- What is required: Report how many lines in the records hold the string "name"; give the number and nothing else.

- Supplied material:
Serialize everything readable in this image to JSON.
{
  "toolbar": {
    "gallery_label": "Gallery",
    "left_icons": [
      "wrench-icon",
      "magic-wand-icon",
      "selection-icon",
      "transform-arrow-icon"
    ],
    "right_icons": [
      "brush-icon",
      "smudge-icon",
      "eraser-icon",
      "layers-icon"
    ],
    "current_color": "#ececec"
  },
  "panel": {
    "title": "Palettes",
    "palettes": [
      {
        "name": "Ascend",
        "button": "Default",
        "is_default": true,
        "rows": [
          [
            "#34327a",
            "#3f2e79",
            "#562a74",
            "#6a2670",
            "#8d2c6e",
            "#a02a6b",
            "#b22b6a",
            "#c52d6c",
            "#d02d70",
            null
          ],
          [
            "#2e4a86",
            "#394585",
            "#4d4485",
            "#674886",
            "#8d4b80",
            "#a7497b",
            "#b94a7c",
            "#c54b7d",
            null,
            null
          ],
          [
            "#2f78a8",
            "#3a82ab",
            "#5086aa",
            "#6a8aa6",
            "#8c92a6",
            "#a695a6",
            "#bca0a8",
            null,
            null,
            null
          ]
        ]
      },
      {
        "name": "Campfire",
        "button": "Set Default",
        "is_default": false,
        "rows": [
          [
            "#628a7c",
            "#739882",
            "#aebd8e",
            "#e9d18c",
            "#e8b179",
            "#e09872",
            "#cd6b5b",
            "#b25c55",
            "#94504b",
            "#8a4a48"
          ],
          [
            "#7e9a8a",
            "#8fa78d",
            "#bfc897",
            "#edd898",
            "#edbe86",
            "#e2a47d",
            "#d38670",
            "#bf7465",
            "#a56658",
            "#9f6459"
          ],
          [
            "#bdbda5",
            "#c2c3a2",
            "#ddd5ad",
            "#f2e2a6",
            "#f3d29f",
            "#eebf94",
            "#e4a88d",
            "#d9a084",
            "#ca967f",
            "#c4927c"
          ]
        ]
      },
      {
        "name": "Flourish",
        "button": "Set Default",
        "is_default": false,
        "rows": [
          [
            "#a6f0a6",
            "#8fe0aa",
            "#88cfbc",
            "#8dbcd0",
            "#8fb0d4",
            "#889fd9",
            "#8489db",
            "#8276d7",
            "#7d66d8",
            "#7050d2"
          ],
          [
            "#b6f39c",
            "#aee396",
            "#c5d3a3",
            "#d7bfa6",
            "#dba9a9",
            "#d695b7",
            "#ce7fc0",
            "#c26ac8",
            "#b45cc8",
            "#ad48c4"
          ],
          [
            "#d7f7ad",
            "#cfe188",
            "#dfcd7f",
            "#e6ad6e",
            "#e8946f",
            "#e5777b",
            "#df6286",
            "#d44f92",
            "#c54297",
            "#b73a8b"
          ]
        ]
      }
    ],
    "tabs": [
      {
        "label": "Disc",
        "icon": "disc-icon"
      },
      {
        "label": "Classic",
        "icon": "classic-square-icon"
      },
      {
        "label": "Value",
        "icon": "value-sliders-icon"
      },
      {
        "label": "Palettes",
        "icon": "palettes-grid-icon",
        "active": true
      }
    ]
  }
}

- Reply to the task: 3